## WHAT TO PRODUCE
Restate the records that follow word for word; no pictures should appear.

== == ==

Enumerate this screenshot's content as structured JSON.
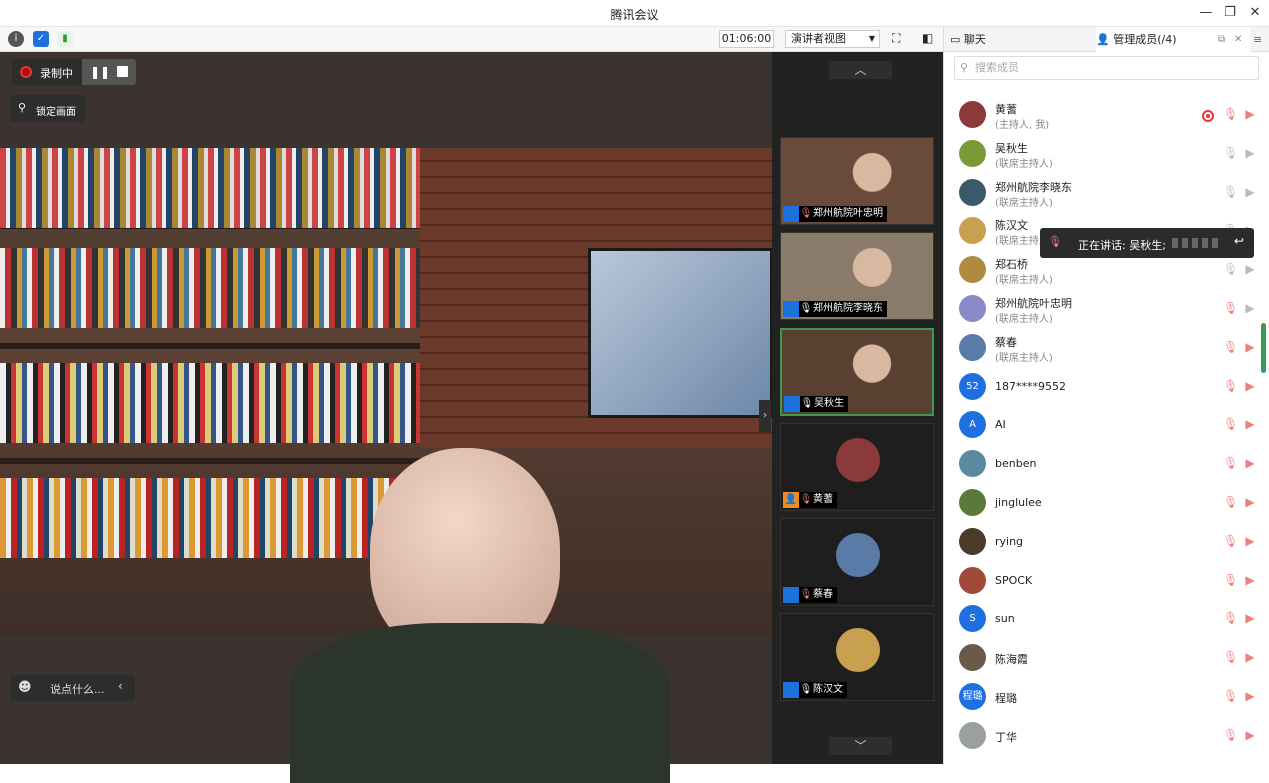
{
  "window": {
    "title": "腾讯会议"
  },
  "toolbar": {
    "timer": "01:06:00",
    "view_mode": "演讲者视图"
  },
  "recording": {
    "status": "录制中"
  },
  "main": {
    "lock_label": "锁定画面",
    "chat_placeholder": "说点什么..."
  },
  "panel": {
    "tab_chat": "聊天",
    "tab_members": "管理成员(/4)",
    "search_placeholder": "搜索成员",
    "speaking_label": "正在讲话: 吴秋生;",
    "members": [
      {
        "name": "黄蓍",
        "role": "(主持人, 我)",
        "avatar_color": "#8a3a3a",
        "mic": "muted",
        "video": "muted",
        "recording": true
      },
      {
        "name": "吴秋生",
        "role": "(联席主持人)",
        "avatar_color": "#7a9a3a",
        "mic": "unmuted",
        "video": "unmuted"
      },
      {
        "name": "郑州航院李晓东",
        "role": "(联席主持人)",
        "avatar_color": "#3a5a6a",
        "mic": "unmuted",
        "video": "unmuted"
      },
      {
        "name": "陈汉文",
        "role": "(联席主持人)",
        "avatar_color": "#c8a050",
        "mic": "unmuted",
        "video": "unmuted"
      },
      {
        "name": "郑石桥",
        "role": "(联席主持人)",
        "avatar_color": "#b08a40",
        "mic": "unmuted",
        "video": "unmuted"
      },
      {
        "name": "郑州航院叶忠明",
        "role": "(联席主持人)",
        "avatar_color": "#8a8ac8",
        "mic": "muted",
        "video": "unmuted"
      },
      {
        "name": "蔡春",
        "role": "(联席主持人)",
        "avatar_color": "#5a7aa8",
        "mic": "muted",
        "video": "muted"
      },
      {
        "name": "187****9552",
        "avatar_text": "52",
        "avatar_color": "#1e6fe0",
        "mic": "muted",
        "video": "muted"
      },
      {
        "name": "AI",
        "avatar_text": "A",
        "avatar_color": "#1e6fe0",
        "mic": "muted",
        "video": "muted"
      },
      {
        "name": "benben",
        "avatar_color": "#5a8aa0",
        "mic": "muted",
        "video": "muted"
      },
      {
        "name": "jinglulee",
        "avatar_color": "#5a7a3a",
        "mic": "muted",
        "video": "muted"
      },
      {
        "name": "rying",
        "avatar_color": "#4a3a2a",
        "mic": "muted",
        "video": "muted"
      },
      {
        "name": "SPOCK",
        "avatar_color": "#a04a3a",
        "mic": "muted",
        "video": "muted"
      },
      {
        "name": "sun",
        "avatar_text": "S",
        "avatar_color": "#1e6fe0",
        "mic": "muted",
        "video": "muted"
      },
      {
        "name": "陈海霞",
        "avatar_color": "#6a5a4a",
        "mic": "muted",
        "video": "muted"
      },
      {
        "name": "程璐",
        "avatar_text": "程璐",
        "avatar_color": "#1e6fe0",
        "mic": "muted",
        "video": "muted"
      },
      {
        "name": "丁华",
        "avatar_color": "#9aa0a0",
        "mic": "muted",
        "video": "muted"
      }
    ]
  },
  "thumbnails": [
    {
      "name": "郑州航院叶忠明",
      "mic": "muted",
      "cam_color": "#6a4a3a"
    },
    {
      "name": "郑州航院李晓东",
      "mic": "unmuted",
      "cam_color": "#8a7a6a"
    },
    {
      "name": "吴秋生",
      "mic": "unmuted",
      "cam_color": "#5a4030",
      "active": true
    },
    {
      "name": "黄蓍",
      "mic": "muted",
      "avatar_color": "#8a3a3a",
      "orange": true
    },
    {
      "name": "蔡春",
      "mic": "muted",
      "avatar_color": "#5a7aa8"
    },
    {
      "name": "陈汉文",
      "mic": "unmuted",
      "avatar_color": "#c8a050"
    }
  ]
}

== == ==

## RESPONSE TO THIS TASK
Enumerate this screenshot's content as structured JSON.
{
  "window": {
    "title": "腾讯会议"
  },
  "toolbar": {
    "timer": "01:06:00",
    "view_mode": "演讲者视图"
  },
  "recording": {
    "status": "录制中"
  },
  "main": {
    "lock_label": "锁定画面",
    "chat_placeholder": "说点什么..."
  },
  "panel": {
    "tab_chat": "聊天",
    "tab_members": "管理成员(/4)",
    "search_placeholder": "搜索成员",
    "speaking_label": "正在讲话: 吴秋生;",
    "members": [
      {
        "name": "黄蓍",
        "role": "(主持人, 我)",
        "avatar_color": "#8a3a3a",
        "mic": "muted",
        "video": "muted",
        "recording": true
      },
      {
        "name": "吴秋生",
        "role": "(联席主持人)",
        "avatar_color": "#7a9a3a",
        "mic": "unmuted",
        "video": "unmuted"
      },
      {
        "name": "郑州航院李晓东",
        "role": "(联席主持人)",
        "avatar_color": "#3a5a6a",
        "mic": "unmuted",
        "video": "unmuted"
      },
      {
        "name": "陈汉文",
        "role": "(联席主持人)",
        "avatar_color": "#c8a050",
        "mic": "unmuted",
        "video": "unmuted"
      },
      {
        "name": "郑石桥",
        "role": "(联席主持人)",
        "avatar_color": "#b08a40",
        "mic": "unmuted",
        "video": "unmuted"
      },
      {
        "name": "郑州航院叶忠明",
        "role": "(联席主持人)",
        "avatar_color": "#8a8ac8",
        "mic": "muted",
        "video": "unmuted"
      },
      {
        "name": "蔡春",
        "role": "(联席主持人)",
        "avatar_color": "#5a7aa8",
        "mic": "muted",
        "video": "muted"
      },
      {
        "name": "187****9552",
        "avatar_text": "52",
        "avatar_color": "#1e6fe0",
        "mic": "muted",
        "video": "muted"
      },
      {
        "name": "AI",
        "avatar_text": "A",
        "avatar_color": "#1e6fe0",
        "mic": "muted",
        "video": "muted"
      },
      {
        "name": "benben",
        "avatar_color": "#5a8aa0",
        "mic": "muted",
        "video": "muted"
      },
      {
        "name": "jinglulee",
        "avatar_color": "#5a7a3a",
        "mic": "muted",
        "video": "muted"
      },
      {
        "name": "rying",
        "avatar_color": "#4a3a2a",
        "mic": "muted",
        "video": "muted"
      },
      {
        "name": "SPOCK",
        "avatar_color": "#a04a3a",
        "mic": "muted",
        "video": "muted"
      },
      {
        "name": "sun",
        "avatar_text": "S",
        "avatar_color": "#1e6fe0",
        "mic": "muted",
        "video": "muted"
      },
      {
        "name": "陈海霞",
        "avatar_color": "#6a5a4a",
        "mic": "muted",
        "video": "muted"
      },
      {
        "name": "程璐",
        "avatar_text": "程璐",
        "avatar_color": "#1e6fe0",
        "mic": "muted",
        "video": "muted"
      },
      {
        "name": "丁华",
        "avatar_color": "#9aa0a0",
        "mic": "muted",
        "video": "muted"
      }
    ]
  },
  "thumbnails": [
    {
      "name": "郑州航院叶忠明",
      "mic": "muted",
      "cam_color": "#6a4a3a"
    },
    {
      "name": "郑州航院李晓东",
      "mic": "unmuted",
      "cam_color": "#8a7a6a"
    },
    {
      "name": "吴秋生",
      "mic": "unmuted",
      "cam_color": "#5a4030",
      "active": true
    },
    {
      "name": "黄蓍",
      "mic": "muted",
      "avatar_color": "#8a3a3a",
      "orange": true
    },
    {
      "name": "蔡春",
      "mic": "muted",
      "avatar_color": "#5a7aa8"
    },
    {
      "name": "陈汉文",
      "mic": "unmuted",
      "avatar_color": "#c8a050"
    }
  ]
}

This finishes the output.